  1. Levang, Elizabeth PhD
  2. Limbo, Rana PhD, RN, CPLC, FAAN
  3. Ziegler, Tammara Ruiz RN, CPLC

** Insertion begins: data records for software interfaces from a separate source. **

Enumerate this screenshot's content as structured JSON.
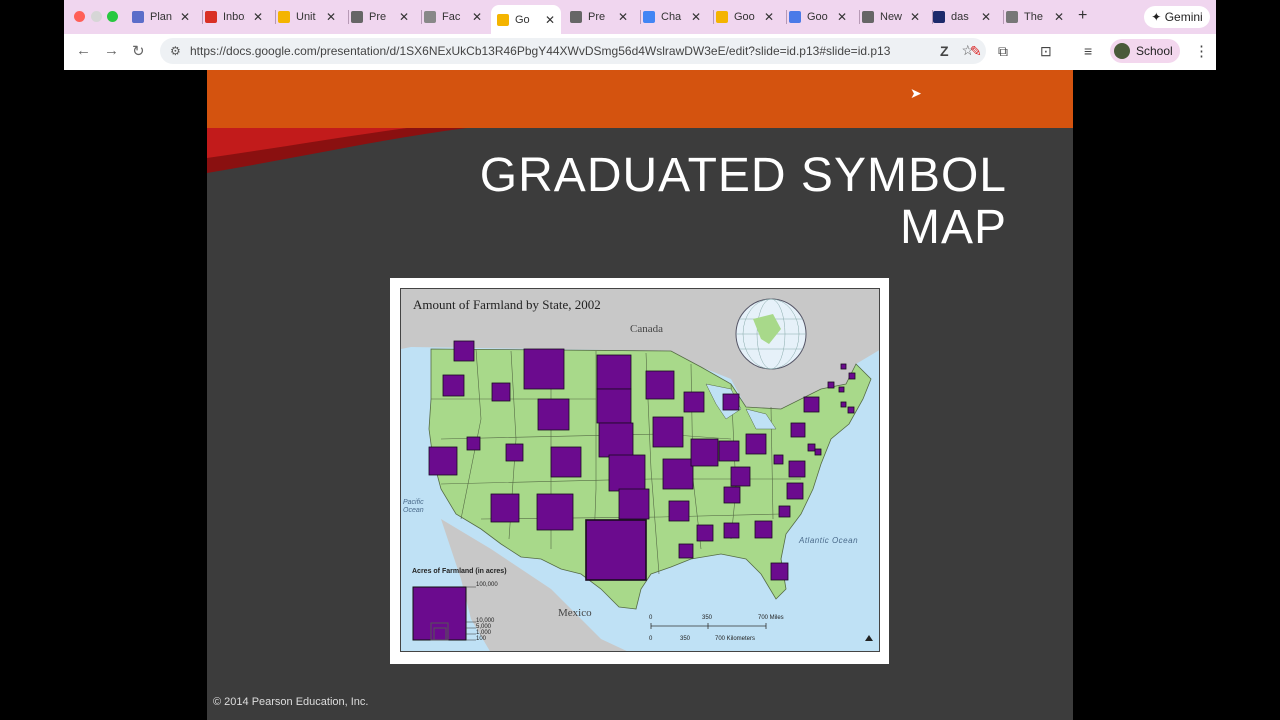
{
  "browser": {
    "tabs": [
      {
        "label": "Plan",
        "color": "#5b6dc9"
      },
      {
        "label": "Inbox",
        "color": "#d93025"
      },
      {
        "label": "Unit",
        "color": "#f4b400"
      },
      {
        "label": "Pre",
        "color": "#666666"
      },
      {
        "label": "Fac",
        "color": "#888888"
      },
      {
        "label": "Go",
        "color": "#f4b400"
      },
      {
        "label": "Pre",
        "color": "#666666"
      },
      {
        "label": "Cha",
        "color": "#4285f4"
      },
      {
        "label": "Goo",
        "color": "#f4b400"
      },
      {
        "label": "Goo",
        "color": "#4a7ae8"
      },
      {
        "label": "New",
        "color": "#666666"
      },
      {
        "label": "das",
        "color": "#1d2a6b"
      },
      {
        "label": "The",
        "color": "#777777"
      }
    ],
    "gemini_label": "Gemini",
    "url": "https://docs.google.com/presentation/d/1SX6NExUkCb13R46PbgY44XWvDSmg56d4WslrawDW3eE/edit?slide=id.p13#slide=id.p13",
    "profile_label": "School"
  },
  "slide": {
    "title_line1": "GRADUATED SYMBOL",
    "title_line2": "MAP",
    "copyright": "© 2014 Pearson Education, Inc.",
    "map": {
      "title": "Amount of Farmland by State, 2002",
      "canada": "Canada",
      "mexico": "Mexico",
      "pacific": "Pacific Ocean",
      "atlantic": "Atlantic Ocean",
      "legend_title": "Acres of Farmland (in acres)",
      "legend_values": [
        "100,000",
        "10,000",
        "5,000",
        "1,000",
        "100"
      ],
      "scale_miles": [
        "0",
        "350",
        "700 Miles"
      ],
      "scale_km": [
        "0",
        "350",
        "700 Kilometers"
      ],
      "symbol_color": "#6b0b8e",
      "land_color": "#a8d98a",
      "water_color": "#bfe1f5"
    }
  }
}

Abstract: Compassionate clinical practice guidelines for healthcare providers for respectful disposition after miscarriage are presented. When woven into the whole of a clinician's practice, these guidelines provide the framework for giving women and their families the care they want and deserve when experiencing miscarriage. Relying on theoretical concepts of personhood, place, and protection, care providers can assess the unique meaning a woman assigns to her early pregnancy loss and offer interventions that embrace the concept of respectful disposition. Respectful methods of disposition involve a continuum of care that shows respect for remains and relies on person-, family-, and culture-centered nursing care. Policies, practices, and perspectives that flow from respectful disposition have women and families at their core and flexibility to cocreate care. This involves courage and competence. Several states have enacted fetal disposition laws, but these mandates are of questionable benefit because the expertise of healthcare leaders, nurses, physicians, chaplains, and other stakeholders must be involved in this sensitive and important area of care. Compassionate care cannot be legislated. We offer a practical approach to respectful disposition, including how to handle and prepare remains and examples of burial and memorial services, which will give clinicians the ability to respond empathetically and respectfully to the heart-rending plea of a woman who asks, "Where is my baby?"